- _Goal of the exercise_: Your answer should be the lines of the data below that contain "dept".

- _Data under study_:
----------------
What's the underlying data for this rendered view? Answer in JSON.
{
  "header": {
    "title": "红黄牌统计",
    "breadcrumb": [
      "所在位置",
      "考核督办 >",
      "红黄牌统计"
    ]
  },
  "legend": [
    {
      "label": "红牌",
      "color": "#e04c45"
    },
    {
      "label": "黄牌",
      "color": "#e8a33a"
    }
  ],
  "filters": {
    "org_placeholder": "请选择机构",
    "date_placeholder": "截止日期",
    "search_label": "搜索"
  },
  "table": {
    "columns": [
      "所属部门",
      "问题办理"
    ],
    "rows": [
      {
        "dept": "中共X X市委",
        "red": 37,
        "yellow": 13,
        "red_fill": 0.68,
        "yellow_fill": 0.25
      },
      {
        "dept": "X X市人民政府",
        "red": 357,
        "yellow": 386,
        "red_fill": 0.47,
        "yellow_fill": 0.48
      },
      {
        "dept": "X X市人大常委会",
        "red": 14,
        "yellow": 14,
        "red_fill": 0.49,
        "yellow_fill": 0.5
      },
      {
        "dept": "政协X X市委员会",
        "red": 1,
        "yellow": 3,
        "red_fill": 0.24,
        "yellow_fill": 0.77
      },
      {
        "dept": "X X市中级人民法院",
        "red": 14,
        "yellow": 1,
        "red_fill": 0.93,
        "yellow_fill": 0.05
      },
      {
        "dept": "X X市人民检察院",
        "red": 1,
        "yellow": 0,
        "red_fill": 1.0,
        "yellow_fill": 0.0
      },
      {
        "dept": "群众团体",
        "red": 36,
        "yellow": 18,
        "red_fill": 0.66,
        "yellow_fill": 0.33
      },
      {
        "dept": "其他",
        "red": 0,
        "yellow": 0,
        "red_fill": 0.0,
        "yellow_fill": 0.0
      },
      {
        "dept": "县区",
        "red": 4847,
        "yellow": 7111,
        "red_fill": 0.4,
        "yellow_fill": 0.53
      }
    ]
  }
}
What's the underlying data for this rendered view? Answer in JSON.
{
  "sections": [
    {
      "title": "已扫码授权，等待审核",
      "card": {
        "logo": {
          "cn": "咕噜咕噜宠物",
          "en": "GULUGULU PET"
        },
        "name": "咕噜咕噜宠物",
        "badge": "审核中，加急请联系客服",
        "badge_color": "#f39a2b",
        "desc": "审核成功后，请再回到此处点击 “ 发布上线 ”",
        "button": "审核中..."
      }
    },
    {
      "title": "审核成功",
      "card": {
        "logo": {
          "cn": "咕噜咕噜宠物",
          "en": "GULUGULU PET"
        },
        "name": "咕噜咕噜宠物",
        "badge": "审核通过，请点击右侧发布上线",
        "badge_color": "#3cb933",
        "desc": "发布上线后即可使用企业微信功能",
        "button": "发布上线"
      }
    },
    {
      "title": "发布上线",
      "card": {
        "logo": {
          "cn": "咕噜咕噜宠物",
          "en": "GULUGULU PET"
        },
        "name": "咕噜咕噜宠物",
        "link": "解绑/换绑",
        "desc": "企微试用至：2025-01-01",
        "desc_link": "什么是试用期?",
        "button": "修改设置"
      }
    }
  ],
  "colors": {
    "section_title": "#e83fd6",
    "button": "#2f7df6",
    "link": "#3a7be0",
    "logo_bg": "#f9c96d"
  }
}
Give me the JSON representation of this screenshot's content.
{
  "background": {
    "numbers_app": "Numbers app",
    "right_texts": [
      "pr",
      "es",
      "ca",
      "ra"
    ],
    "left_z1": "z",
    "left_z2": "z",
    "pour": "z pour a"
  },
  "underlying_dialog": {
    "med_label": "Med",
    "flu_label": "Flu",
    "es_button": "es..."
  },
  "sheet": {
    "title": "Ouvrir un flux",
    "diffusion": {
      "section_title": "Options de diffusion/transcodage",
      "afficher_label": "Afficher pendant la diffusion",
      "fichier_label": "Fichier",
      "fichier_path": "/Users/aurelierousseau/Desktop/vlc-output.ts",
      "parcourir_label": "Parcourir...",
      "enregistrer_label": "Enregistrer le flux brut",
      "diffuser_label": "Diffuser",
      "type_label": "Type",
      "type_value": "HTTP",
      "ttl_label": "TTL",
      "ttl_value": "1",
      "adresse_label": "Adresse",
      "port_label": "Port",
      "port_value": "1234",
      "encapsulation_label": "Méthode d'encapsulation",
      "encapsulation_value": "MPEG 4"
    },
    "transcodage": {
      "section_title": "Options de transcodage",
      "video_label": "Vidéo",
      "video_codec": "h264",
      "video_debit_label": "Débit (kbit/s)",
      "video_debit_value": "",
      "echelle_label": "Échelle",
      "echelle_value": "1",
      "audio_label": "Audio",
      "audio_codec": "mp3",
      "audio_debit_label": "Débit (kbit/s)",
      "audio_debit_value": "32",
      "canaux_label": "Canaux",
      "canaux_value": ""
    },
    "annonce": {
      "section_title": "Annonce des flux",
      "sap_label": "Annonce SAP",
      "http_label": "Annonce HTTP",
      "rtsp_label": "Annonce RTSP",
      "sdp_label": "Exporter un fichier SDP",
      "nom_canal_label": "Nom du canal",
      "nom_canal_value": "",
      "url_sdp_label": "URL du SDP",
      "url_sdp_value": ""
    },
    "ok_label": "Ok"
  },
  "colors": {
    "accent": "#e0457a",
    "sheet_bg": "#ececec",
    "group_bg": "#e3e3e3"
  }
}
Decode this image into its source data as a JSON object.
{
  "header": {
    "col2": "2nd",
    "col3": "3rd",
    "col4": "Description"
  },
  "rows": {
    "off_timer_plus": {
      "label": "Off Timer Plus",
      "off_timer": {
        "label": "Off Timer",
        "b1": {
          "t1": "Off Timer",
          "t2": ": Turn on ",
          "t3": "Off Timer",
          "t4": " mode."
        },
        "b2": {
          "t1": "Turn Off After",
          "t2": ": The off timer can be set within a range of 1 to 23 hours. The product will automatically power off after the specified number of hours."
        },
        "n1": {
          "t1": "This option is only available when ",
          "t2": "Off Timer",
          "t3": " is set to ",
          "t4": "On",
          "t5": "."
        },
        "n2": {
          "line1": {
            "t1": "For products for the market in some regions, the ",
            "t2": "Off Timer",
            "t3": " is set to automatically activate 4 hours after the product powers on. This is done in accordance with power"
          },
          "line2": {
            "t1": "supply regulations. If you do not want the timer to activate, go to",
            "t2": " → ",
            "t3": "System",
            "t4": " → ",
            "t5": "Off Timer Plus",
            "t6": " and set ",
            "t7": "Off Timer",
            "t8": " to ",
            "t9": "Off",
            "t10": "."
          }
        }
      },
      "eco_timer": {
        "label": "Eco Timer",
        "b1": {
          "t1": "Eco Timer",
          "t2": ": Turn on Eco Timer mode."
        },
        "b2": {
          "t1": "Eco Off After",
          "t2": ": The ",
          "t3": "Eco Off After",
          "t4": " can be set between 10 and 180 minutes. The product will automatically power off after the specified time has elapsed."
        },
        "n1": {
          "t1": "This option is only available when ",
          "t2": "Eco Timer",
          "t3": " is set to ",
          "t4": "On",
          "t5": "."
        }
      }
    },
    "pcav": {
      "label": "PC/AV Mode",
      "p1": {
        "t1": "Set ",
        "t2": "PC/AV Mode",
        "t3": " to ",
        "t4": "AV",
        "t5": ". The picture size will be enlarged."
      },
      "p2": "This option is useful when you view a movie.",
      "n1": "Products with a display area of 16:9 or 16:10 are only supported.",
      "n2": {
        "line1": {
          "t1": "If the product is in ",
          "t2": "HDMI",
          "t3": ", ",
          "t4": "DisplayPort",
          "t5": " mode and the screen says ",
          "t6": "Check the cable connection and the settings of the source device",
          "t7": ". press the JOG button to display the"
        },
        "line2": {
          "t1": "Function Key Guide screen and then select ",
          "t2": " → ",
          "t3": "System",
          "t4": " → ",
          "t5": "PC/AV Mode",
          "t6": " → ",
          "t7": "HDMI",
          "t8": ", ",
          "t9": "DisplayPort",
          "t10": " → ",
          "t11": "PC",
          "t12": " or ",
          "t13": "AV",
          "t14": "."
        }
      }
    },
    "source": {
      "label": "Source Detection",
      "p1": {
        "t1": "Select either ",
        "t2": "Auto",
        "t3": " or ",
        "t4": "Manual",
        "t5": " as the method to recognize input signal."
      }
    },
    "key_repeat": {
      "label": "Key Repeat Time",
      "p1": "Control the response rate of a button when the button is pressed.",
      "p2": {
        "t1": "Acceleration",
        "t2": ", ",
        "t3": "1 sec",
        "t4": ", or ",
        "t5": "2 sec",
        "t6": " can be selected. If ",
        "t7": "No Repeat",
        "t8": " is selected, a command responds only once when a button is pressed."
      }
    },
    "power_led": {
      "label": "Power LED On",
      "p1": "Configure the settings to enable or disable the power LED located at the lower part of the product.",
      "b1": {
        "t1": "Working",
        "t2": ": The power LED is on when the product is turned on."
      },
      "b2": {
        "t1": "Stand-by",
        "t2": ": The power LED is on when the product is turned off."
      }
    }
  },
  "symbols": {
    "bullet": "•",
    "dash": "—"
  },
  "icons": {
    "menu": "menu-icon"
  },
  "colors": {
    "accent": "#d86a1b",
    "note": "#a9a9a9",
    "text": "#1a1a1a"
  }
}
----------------
- _Expected answer_:
        "dept": "中共X X市委",
        "dept": "X X市人民政府",
        "dept": "X X市人大常委会",
        "dept": "政协X X市委员会",
        "dept": "X X市中级人民法院",
        "dept": "X X市人民检察院",
        "dept": "群众团体",
        "dept": "其他",
        "dept": "县区",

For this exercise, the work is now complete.